Below is a set of entries; give all of them again exactly.

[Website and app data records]
◇ ◇ ◇ ◇ ◇ ◇ ◇

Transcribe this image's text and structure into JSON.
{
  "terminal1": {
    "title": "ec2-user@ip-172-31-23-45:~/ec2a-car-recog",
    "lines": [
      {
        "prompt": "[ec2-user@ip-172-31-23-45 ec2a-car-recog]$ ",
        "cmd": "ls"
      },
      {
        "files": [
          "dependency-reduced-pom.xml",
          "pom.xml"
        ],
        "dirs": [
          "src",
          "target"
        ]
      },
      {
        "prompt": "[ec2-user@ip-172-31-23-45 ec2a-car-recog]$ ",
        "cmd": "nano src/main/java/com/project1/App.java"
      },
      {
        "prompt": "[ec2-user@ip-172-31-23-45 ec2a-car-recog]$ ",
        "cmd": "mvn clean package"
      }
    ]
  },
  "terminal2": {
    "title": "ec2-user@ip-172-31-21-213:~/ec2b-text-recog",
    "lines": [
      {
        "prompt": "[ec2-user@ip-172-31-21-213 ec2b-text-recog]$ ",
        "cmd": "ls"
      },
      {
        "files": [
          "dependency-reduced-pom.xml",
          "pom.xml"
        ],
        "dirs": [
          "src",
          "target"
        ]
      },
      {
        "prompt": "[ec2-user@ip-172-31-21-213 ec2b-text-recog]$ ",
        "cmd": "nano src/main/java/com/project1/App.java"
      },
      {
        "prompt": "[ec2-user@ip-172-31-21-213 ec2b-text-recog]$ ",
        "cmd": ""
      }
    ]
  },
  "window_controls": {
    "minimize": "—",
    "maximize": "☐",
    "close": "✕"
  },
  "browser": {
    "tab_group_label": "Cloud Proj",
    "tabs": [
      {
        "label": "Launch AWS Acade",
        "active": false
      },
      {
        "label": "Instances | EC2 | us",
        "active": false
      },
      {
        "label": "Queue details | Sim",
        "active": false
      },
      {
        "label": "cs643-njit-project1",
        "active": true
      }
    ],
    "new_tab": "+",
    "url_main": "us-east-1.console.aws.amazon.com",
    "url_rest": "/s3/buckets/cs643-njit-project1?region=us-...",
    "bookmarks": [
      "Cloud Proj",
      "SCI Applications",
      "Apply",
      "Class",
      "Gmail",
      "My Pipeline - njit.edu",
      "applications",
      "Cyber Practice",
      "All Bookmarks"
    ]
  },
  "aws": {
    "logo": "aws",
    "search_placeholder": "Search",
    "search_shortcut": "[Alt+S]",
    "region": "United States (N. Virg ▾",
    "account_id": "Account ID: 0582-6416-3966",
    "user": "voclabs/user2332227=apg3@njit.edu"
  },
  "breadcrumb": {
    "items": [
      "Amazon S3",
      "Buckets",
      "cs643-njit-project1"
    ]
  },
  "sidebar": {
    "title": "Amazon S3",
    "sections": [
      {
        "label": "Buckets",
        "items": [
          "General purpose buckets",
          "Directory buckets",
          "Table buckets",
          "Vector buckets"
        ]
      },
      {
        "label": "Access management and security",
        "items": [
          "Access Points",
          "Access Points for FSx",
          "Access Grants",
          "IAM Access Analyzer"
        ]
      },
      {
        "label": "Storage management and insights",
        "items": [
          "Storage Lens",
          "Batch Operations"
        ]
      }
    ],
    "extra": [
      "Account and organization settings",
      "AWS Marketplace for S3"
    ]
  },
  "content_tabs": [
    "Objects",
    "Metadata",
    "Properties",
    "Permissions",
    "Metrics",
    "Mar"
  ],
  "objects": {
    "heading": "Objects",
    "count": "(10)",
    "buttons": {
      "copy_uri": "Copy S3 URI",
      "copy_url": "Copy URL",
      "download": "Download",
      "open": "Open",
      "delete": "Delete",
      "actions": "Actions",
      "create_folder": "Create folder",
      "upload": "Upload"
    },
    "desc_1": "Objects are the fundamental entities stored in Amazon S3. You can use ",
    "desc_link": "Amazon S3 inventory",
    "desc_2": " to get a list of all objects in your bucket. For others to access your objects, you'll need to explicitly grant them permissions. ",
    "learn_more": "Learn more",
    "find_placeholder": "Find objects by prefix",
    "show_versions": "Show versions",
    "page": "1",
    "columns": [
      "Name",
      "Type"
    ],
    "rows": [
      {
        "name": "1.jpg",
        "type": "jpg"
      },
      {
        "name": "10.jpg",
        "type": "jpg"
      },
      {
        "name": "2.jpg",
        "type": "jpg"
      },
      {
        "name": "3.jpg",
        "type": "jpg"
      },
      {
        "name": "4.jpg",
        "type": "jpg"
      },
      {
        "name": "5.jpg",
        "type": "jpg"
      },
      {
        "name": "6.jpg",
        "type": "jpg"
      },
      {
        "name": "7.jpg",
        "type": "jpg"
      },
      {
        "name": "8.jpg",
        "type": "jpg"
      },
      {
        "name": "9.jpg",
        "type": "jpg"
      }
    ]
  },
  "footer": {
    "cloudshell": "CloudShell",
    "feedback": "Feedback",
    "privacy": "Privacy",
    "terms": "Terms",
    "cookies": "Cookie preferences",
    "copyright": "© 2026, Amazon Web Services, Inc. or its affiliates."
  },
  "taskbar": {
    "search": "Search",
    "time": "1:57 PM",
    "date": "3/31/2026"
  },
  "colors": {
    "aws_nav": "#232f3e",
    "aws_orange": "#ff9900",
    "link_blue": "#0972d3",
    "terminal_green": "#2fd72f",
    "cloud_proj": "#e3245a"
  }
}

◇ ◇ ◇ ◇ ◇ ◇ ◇

--- EXERCISE RESPONSE ---
Transcribe this image's text and structure into JSON.
{
  "terminal1": {
    "title": "ec2-user@ip-172-31-23-45:~/ec2a-car-recog",
    "lines": [
      {
        "prompt": "[ec2-user@ip-172-31-23-45 ec2a-car-recog]$ ",
        "cmd": "ls"
      },
      {
        "files": [
          "dependency-reduced-pom.xml",
          "pom.xml"
        ],
        "dirs": [
          "src",
          "target"
        ]
      },
      {
        "prompt": "[ec2-user@ip-172-31-23-45 ec2a-car-recog]$ ",
        "cmd": "nano src/main/java/com/project1/App.java"
      },
      {
        "prompt": "[ec2-user@ip-172-31-23-45 ec2a-car-recog]$ ",
        "cmd": "mvn clean package"
      }
    ]
  },
  "terminal2": {
    "title": "ec2-user@ip-172-31-21-213:~/ec2b-text-recog",
    "lines": [
      {
        "prompt": "[ec2-user@ip-172-31-21-213 ec2b-text-recog]$ ",
        "cmd": "ls"
      },
      {
        "files": [
          "dependency-reduced-pom.xml",
          "pom.xml"
        ],
        "dirs": [
          "src",
          "target"
        ]
      },
      {
        "prompt": "[ec2-user@ip-172-31-21-213 ec2b-text-recog]$ ",
        "cmd": "nano src/main/java/com/project1/App.java"
      },
      {
        "prompt": "[ec2-user@ip-172-31-21-213 ec2b-text-recog]$ ",
        "cmd": ""
      }
    ]
  },
  "window_controls": {
    "minimize": "—",
    "maximize": "☐",
    "close": "✕"
  },
  "browser": {
    "tab_group_label": "Cloud Proj",
    "tabs": [
      {
        "label": "Launch AWS Acade",
        "active": false
      },
      {
        "label": "Instances | EC2 | us",
        "active": false
      },
      {
        "label": "Queue details | Sim",
        "active": false
      },
      {
        "label": "cs643-njit-project1",
        "active": true
      }
    ],
    "new_tab": "+",
    "url_main": "us-east-1.console.aws.amazon.com",
    "url_rest": "/s3/buckets/cs643-njit-project1?region=us-...",
    "bookmarks": [
      "Cloud Proj",
      "SCI Applications",
      "Apply",
      "Class",
      "Gmail",
      "My Pipeline - njit.edu",
      "applications",
      "Cyber Practice",
      "All Bookmarks"
    ]
  },
  "aws": {
    "logo": "aws",
    "search_placeholder": "Search",
    "search_shortcut": "[Alt+S]",
    "region": "United States (N. Virg ▾",
    "account_id": "Account ID: 0582-6416-3966",
    "user": "voclabs/user2332227=apg3@njit.edu"
  },
  "breadcrumb": {
    "items": [
      "Amazon S3",
      "Buckets",
      "cs643-njit-project1"
    ]
  },
  "sidebar": {
    "title": "Amazon S3",
    "sections": [
      {
        "label": "Buckets",
        "items": [
          "General purpose buckets",
          "Directory buckets",
          "Table buckets",
          "Vector buckets"
        ]
      },
      {
        "label": "Access management and security",
        "items": [
          "Access Points",
          "Access Points for FSx",
          "Access Grants",
          "IAM Access Analyzer"
        ]
      },
      {
        "label": "Storage management and insights",
        "items": [
          "Storage Lens",
          "Batch Operations"
        ]
      }
    ],
    "extra": [
      "Account and organization settings",
      "AWS Marketplace for S3"
    ]
  },
  "content_tabs": [
    "Objects",
    "Metadata",
    "Properties",
    "Permissions",
    "Metrics",
    "Mar"
  ],
  "objects": {
    "heading": "Objects",
    "count": "(10)",
    "buttons": {
      "copy_uri": "Copy S3 URI",
      "copy_url": "Copy URL",
      "download": "Download",
      "open": "Open",
      "delete": "Delete",
      "actions": "Actions",
      "create_folder": "Create folder",
      "upload": "Upload"
    },
    "desc_1": "Objects are the fundamental entities stored in Amazon S3. You can use ",
    "desc_link": "Amazon S3 inventory",
    "desc_2": " to get a list of all objects in your bucket. For others to access your objects, you'll need to explicitly grant them permissions. ",
    "learn_more": "Learn more",
    "find_placeholder": "Find objects by prefix",
    "show_versions": "Show versions",
    "page": "1",
    "columns": [
      "Name",
      "Type"
    ],
    "rows": [
      {
        "name": "1.jpg",
        "type": "jpg"
      },
      {
        "name": "10.jpg",
        "type": "jpg"
      },
      {
        "name": "2.jpg",
        "type": "jpg"
      },
      {
        "name": "3.jpg",
        "type": "jpg"
      },
      {
        "name": "4.jpg",
        "type": "jpg"
      },
      {
        "name": "5.jpg",
        "type": "jpg"
      },
      {
        "name": "6.jpg",
        "type": "jpg"
      },
      {
        "name": "7.jpg",
        "type": "jpg"
      },
      {
        "name": "8.jpg",
        "type": "jpg"
      },
      {
        "name": "9.jpg",
        "type": "jpg"
      }
    ]
  },
  "footer": {
    "cloudshell": "CloudShell",
    "feedback": "Feedback",
    "privacy": "Privacy",
    "terms": "Terms",
    "cookies": "Cookie preferences",
    "copyright": "© 2026, Amazon Web Services, Inc. or its affiliates."
  },
  "taskbar": {
    "search": "Search",
    "time": "1:57 PM",
    "date": "3/31/2026"
  },
  "colors": {
    "aws_nav": "#232f3e",
    "aws_orange": "#ff9900",
    "link_blue": "#0972d3",
    "terminal_green": "#2fd72f",
    "cloud_proj": "#e3245a"
  }
}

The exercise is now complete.